1. Where the plaintiff contractor undertook to furnish labor and materials to paint the defendant's church building, but was prevented from performing by the defendant's breach of contract before the plaintiff had incurred any expense toward its performance, the measure of damages is the difference between the contract price and the reasonable cost to the contractor in labor and materials to have performed the contract. "The jury may find any amount which is authorized by the evidence up to the amount sued for, as the proper measure of damages." Luckie v. Max Wright, Inc., 90 Ga. App. 243 (3) (82 SE2d 660)
2. The reasonable cost of performance could have been determined by the jury from the plaintiff's testimony, which was not so conflicting, vague, contradictory, or evasive as to have necessitated its construction against him. See Bennett v. Associated Food Stores, Inc., 118 Ga. App. 711

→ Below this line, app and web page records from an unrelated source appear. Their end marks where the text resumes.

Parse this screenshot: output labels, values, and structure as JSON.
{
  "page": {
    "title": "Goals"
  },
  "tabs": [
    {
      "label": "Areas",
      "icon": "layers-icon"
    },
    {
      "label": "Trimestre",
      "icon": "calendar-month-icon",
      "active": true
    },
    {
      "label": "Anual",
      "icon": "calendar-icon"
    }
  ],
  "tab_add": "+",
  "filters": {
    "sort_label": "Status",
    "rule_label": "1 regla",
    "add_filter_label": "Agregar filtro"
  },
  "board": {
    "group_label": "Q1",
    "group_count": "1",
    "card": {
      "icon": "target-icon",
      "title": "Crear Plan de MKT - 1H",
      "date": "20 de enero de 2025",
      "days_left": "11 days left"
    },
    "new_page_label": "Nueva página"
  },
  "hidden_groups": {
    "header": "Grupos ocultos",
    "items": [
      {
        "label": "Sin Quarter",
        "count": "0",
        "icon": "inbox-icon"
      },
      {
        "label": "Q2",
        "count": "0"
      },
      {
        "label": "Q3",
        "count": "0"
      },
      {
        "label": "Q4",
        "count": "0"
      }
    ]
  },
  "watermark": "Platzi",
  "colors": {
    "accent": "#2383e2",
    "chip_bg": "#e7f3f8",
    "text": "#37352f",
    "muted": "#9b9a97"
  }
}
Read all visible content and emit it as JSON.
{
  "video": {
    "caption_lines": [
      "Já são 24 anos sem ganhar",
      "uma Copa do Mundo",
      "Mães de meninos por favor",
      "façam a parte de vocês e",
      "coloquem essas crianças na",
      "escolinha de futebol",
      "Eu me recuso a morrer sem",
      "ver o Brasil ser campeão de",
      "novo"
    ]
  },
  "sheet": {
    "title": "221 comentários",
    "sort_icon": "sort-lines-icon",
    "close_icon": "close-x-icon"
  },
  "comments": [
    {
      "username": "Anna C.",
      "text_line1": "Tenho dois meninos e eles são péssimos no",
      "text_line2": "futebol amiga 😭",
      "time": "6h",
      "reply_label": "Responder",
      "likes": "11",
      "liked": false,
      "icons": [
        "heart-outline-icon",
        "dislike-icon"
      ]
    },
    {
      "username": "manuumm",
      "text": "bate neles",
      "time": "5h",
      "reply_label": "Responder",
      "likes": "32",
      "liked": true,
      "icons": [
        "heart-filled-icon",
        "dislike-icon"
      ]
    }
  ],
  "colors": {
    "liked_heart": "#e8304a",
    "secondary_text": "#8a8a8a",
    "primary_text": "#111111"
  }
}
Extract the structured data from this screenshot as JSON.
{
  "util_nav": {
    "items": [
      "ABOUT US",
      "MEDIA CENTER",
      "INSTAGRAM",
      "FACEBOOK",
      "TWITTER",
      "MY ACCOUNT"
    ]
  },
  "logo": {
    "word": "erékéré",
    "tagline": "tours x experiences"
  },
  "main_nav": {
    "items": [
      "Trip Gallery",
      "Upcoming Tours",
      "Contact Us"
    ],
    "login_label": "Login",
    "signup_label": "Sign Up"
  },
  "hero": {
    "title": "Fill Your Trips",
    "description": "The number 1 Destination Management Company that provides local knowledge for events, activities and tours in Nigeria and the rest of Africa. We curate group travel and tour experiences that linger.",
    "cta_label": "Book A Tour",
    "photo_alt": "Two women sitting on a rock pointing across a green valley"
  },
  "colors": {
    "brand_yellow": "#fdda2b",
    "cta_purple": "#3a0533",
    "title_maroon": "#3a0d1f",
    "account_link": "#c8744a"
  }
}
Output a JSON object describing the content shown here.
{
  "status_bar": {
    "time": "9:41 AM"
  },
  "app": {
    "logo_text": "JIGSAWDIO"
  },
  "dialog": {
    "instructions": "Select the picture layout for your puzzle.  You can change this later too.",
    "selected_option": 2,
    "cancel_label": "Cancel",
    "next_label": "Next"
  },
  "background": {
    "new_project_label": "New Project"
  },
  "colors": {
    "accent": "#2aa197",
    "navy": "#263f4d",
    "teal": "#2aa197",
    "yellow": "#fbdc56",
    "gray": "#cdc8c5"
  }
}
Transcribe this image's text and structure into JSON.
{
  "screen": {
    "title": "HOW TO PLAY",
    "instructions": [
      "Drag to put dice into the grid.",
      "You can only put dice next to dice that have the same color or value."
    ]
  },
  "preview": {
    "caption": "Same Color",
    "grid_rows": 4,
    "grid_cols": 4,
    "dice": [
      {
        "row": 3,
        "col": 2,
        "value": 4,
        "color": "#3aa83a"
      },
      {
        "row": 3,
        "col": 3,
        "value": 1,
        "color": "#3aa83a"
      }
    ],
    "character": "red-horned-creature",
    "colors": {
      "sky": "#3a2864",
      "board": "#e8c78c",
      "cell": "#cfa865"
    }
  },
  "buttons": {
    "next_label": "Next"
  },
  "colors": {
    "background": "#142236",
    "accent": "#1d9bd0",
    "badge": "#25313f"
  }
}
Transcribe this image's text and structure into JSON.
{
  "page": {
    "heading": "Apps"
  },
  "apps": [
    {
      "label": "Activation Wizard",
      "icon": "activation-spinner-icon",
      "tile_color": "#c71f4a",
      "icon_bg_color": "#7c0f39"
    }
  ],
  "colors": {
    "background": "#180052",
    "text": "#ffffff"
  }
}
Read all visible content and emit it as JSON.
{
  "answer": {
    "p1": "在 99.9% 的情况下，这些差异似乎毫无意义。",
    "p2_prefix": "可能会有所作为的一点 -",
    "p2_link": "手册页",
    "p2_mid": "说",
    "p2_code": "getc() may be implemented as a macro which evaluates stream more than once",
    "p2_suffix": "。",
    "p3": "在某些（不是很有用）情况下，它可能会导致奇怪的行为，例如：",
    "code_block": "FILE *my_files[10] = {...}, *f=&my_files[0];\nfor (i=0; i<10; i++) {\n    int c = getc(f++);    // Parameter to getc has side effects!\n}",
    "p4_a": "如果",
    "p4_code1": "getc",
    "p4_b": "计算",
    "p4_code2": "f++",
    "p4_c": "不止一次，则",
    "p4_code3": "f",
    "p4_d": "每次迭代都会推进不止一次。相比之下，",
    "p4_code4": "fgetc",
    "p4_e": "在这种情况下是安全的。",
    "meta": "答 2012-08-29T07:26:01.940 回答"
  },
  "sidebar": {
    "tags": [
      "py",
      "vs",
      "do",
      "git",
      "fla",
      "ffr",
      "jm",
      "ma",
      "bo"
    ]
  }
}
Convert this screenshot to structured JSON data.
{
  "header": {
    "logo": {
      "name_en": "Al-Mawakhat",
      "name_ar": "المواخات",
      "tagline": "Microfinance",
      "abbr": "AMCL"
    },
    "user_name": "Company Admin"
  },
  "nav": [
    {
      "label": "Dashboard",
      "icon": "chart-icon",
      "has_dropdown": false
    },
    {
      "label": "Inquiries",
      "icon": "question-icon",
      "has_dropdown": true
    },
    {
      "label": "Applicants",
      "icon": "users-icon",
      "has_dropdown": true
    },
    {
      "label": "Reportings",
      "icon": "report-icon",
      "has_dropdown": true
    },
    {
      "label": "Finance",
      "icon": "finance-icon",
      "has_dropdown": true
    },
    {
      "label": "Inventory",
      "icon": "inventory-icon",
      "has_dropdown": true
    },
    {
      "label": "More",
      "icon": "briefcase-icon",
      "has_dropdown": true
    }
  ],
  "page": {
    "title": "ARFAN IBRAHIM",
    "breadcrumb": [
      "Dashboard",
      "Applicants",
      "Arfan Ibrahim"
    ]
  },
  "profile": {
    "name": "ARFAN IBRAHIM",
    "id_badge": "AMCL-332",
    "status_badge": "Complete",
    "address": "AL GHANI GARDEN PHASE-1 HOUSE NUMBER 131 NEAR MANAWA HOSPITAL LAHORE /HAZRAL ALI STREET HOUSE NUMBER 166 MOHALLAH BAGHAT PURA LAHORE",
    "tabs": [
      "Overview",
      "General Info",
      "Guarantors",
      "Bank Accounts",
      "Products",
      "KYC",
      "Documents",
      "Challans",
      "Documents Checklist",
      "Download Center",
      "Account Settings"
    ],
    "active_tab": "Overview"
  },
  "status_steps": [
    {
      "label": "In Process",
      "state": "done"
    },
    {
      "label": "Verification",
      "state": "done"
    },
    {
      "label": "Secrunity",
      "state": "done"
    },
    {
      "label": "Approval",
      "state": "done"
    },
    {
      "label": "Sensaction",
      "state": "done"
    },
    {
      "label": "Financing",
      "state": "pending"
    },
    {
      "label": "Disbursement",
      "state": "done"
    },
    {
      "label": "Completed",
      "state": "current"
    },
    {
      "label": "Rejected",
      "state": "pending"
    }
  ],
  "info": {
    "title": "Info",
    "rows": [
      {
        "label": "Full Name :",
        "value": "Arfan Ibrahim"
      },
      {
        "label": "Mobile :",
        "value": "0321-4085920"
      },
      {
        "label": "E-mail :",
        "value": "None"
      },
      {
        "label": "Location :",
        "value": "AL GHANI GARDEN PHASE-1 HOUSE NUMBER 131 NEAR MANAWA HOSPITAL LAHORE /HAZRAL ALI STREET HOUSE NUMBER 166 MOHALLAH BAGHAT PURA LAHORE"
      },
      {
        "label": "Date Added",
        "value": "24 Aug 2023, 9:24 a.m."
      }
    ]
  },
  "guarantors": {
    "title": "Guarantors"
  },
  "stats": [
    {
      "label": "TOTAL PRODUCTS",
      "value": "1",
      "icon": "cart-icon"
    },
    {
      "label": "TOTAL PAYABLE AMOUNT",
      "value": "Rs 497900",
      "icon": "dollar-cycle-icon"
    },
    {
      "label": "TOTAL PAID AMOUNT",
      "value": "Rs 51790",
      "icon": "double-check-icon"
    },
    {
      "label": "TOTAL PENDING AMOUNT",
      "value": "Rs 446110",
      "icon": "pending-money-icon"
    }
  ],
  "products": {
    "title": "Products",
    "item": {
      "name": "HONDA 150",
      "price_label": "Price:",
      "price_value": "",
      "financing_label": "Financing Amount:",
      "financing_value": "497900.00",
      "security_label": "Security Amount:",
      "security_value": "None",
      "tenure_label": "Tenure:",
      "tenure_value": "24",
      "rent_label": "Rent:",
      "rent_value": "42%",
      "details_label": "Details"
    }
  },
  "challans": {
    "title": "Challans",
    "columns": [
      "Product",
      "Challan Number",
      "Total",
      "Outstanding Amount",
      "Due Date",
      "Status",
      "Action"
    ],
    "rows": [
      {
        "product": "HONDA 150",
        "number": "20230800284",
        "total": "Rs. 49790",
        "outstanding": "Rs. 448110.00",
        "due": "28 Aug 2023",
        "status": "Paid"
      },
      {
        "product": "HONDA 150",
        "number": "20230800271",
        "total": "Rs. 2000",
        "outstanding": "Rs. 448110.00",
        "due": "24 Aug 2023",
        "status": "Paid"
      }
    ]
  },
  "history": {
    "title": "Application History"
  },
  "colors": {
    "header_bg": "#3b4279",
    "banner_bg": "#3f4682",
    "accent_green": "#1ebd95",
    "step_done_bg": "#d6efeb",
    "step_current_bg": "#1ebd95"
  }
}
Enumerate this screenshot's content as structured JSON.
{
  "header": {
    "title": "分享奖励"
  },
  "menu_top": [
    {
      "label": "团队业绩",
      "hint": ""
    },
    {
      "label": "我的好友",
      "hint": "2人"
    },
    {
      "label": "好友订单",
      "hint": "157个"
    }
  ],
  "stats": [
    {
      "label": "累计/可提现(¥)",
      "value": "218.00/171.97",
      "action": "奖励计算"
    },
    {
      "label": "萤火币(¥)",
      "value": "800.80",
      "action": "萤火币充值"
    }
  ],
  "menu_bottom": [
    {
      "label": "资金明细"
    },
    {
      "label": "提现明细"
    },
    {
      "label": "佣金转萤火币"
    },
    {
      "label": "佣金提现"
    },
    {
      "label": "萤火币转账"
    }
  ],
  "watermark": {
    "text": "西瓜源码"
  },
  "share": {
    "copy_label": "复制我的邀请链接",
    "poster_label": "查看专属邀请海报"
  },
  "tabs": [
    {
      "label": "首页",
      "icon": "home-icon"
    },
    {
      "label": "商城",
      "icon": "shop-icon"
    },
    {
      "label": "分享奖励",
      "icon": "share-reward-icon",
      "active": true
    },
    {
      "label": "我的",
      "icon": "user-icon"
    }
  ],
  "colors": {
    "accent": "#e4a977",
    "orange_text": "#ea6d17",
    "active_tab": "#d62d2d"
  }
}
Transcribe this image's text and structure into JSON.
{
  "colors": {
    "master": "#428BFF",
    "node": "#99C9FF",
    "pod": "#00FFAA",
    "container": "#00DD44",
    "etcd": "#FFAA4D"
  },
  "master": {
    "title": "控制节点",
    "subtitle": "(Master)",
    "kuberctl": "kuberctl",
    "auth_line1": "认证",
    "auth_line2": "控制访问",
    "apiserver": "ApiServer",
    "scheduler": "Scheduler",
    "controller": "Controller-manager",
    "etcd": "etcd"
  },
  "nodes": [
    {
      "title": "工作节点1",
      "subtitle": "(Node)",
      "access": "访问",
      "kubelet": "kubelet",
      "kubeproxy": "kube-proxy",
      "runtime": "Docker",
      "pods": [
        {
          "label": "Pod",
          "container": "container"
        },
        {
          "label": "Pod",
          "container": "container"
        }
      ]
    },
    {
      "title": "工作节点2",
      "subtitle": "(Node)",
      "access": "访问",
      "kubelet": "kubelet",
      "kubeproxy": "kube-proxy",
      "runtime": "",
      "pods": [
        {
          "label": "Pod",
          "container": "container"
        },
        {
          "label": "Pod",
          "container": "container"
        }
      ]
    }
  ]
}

, 714 (165 SE2d 581
) and cit. The testimony was necessarily opinionative and the defendant failed to show by cross examination or contradictory evidence that the cost was unreasonable in amount. Luckie v. Max Wright, Inc., supra, p. 247.
Accordingly, the trial court erred in its judgment directing a verdict in favor of the defendant.